[Task input]
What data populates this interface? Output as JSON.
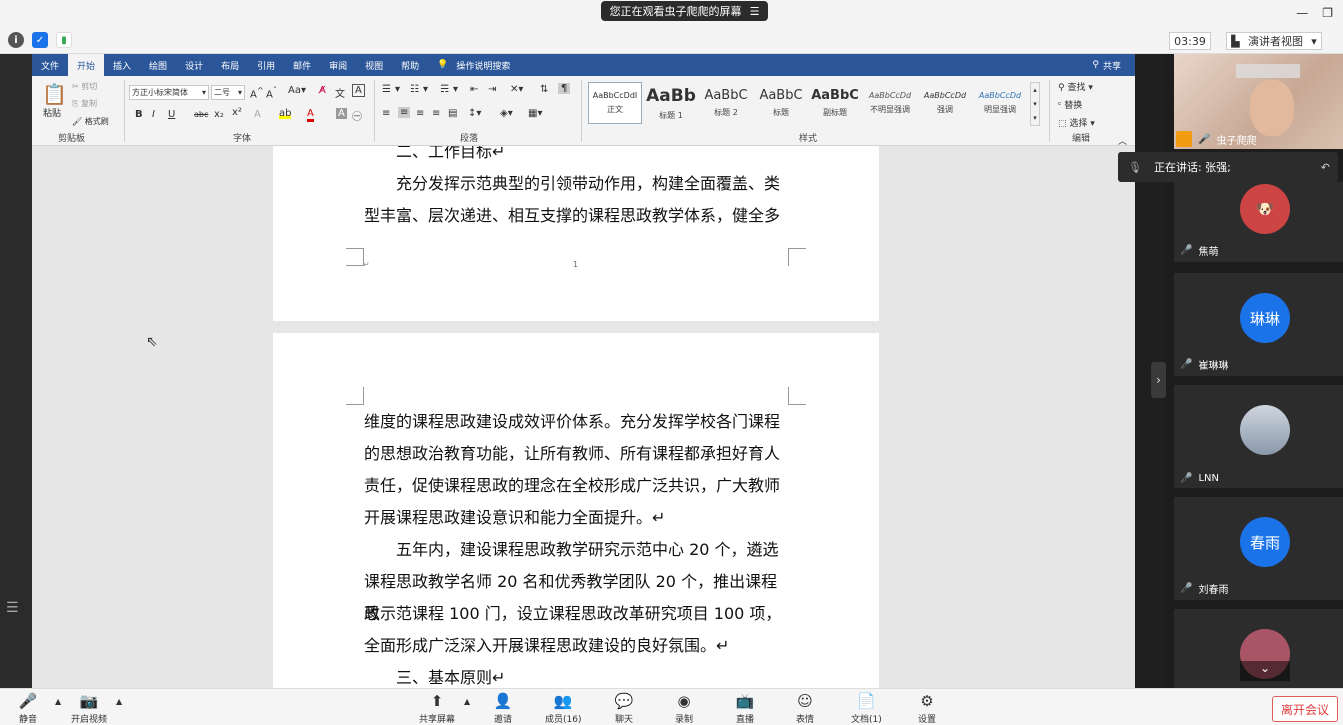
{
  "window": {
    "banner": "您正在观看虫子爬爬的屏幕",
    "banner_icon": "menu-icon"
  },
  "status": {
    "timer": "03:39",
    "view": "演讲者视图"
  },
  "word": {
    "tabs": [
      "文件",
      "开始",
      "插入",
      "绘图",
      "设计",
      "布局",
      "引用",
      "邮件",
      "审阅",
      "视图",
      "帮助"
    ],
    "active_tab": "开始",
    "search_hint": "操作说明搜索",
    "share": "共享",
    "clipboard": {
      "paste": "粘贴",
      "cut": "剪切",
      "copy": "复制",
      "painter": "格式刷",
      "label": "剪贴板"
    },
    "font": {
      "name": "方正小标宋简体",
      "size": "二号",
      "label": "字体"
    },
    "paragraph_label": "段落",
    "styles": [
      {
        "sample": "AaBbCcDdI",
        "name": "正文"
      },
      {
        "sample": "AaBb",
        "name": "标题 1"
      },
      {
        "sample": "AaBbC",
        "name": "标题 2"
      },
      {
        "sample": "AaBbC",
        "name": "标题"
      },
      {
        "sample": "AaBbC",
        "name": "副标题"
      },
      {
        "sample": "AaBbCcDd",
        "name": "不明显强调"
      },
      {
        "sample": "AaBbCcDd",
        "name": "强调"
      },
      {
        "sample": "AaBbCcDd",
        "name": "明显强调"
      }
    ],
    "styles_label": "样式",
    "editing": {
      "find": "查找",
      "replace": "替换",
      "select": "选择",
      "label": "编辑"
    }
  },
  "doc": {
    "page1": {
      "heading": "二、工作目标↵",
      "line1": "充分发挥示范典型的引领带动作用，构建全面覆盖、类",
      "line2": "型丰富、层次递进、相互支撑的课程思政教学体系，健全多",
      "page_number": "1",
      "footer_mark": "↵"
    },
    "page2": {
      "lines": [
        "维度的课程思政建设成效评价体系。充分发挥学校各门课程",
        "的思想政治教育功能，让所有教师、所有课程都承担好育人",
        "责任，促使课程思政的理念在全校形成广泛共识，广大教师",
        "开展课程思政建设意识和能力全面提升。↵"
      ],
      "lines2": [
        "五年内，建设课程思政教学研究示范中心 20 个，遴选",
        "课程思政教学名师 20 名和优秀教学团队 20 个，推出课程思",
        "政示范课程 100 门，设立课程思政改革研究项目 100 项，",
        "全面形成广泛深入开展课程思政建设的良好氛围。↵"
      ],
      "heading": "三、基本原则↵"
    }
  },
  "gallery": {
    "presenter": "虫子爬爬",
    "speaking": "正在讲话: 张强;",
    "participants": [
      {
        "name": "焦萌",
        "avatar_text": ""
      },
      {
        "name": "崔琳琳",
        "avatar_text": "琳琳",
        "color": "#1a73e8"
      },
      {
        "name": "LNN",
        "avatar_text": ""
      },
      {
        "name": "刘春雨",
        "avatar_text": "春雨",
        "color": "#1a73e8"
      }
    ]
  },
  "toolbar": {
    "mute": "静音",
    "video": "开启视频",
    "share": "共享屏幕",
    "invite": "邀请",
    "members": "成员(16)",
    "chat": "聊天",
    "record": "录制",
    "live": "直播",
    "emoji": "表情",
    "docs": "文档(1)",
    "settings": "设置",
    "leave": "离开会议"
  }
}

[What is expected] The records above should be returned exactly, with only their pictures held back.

[Exercise solution]
What data populates this interface? Output as JSON.
{
  "window": {
    "banner": "您正在观看虫子爬爬的屏幕",
    "banner_icon": "menu-icon"
  },
  "status": {
    "timer": "03:39",
    "view": "演讲者视图"
  },
  "word": {
    "tabs": [
      "文件",
      "开始",
      "插入",
      "绘图",
      "设计",
      "布局",
      "引用",
      "邮件",
      "审阅",
      "视图",
      "帮助"
    ],
    "active_tab": "开始",
    "search_hint": "操作说明搜索",
    "share": "共享",
    "clipboard": {
      "paste": "粘贴",
      "cut": "剪切",
      "copy": "复制",
      "painter": "格式刷",
      "label": "剪贴板"
    },
    "font": {
      "name": "方正小标宋简体",
      "size": "二号",
      "label": "字体"
    },
    "paragraph_label": "段落",
    "styles": [
      {
        "sample": "AaBbCcDdI",
        "name": "正文"
      },
      {
        "sample": "AaBb",
        "name": "标题 1"
      },
      {
        "sample": "AaBbC",
        "name": "标题 2"
      },
      {
        "sample": "AaBbC",
        "name": "标题"
      },
      {
        "sample": "AaBbC",
        "name": "副标题"
      },
      {
        "sample": "AaBbCcDd",
        "name": "不明显强调"
      },
      {
        "sample": "AaBbCcDd",
        "name": "强调"
      },
      {
        "sample": "AaBbCcDd",
        "name": "明显强调"
      }
    ],
    "styles_label": "样式",
    "editing": {
      "find": "查找",
      "replace": "替换",
      "select": "选择",
      "label": "编辑"
    }
  },
  "doc": {
    "page1": {
      "heading": "二、工作目标↵",
      "line1": "充分发挥示范典型的引领带动作用，构建全面覆盖、类",
      "line2": "型丰富、层次递进、相互支撑的课程思政教学体系，健全多",
      "page_number": "1",
      "footer_mark": "↵"
    },
    "page2": {
      "lines": [
        "维度的课程思政建设成效评价体系。充分发挥学校各门课程",
        "的思想政治教育功能，让所有教师、所有课程都承担好育人",
        "责任，促使课程思政的理念在全校形成广泛共识，广大教师",
        "开展课程思政建设意识和能力全面提升。↵"
      ],
      "lines2": [
        "五年内，建设课程思政教学研究示范中心 20 个，遴选",
        "课程思政教学名师 20 名和优秀教学团队 20 个，推出课程思",
        "政示范课程 100 门，设立课程思政改革研究项目 100 项，",
        "全面形成广泛深入开展课程思政建设的良好氛围。↵"
      ],
      "heading": "三、基本原则↵"
    }
  },
  "gallery": {
    "presenter": "虫子爬爬",
    "speaking": "正在讲话: 张强;",
    "participants": [
      {
        "name": "焦萌",
        "avatar_text": ""
      },
      {
        "name": "崔琳琳",
        "avatar_text": "琳琳",
        "color": "#1a73e8"
      },
      {
        "name": "LNN",
        "avatar_text": ""
      },
      {
        "name": "刘春雨",
        "avatar_text": "春雨",
        "color": "#1a73e8"
      }
    ]
  },
  "toolbar": {
    "mute": "静音",
    "video": "开启视频",
    "share": "共享屏幕",
    "invite": "邀请",
    "members": "成员(16)",
    "chat": "聊天",
    "record": "录制",
    "live": "直播",
    "emoji": "表情",
    "docs": "文档(1)",
    "settings": "设置",
    "leave": "离开会议"
  }
}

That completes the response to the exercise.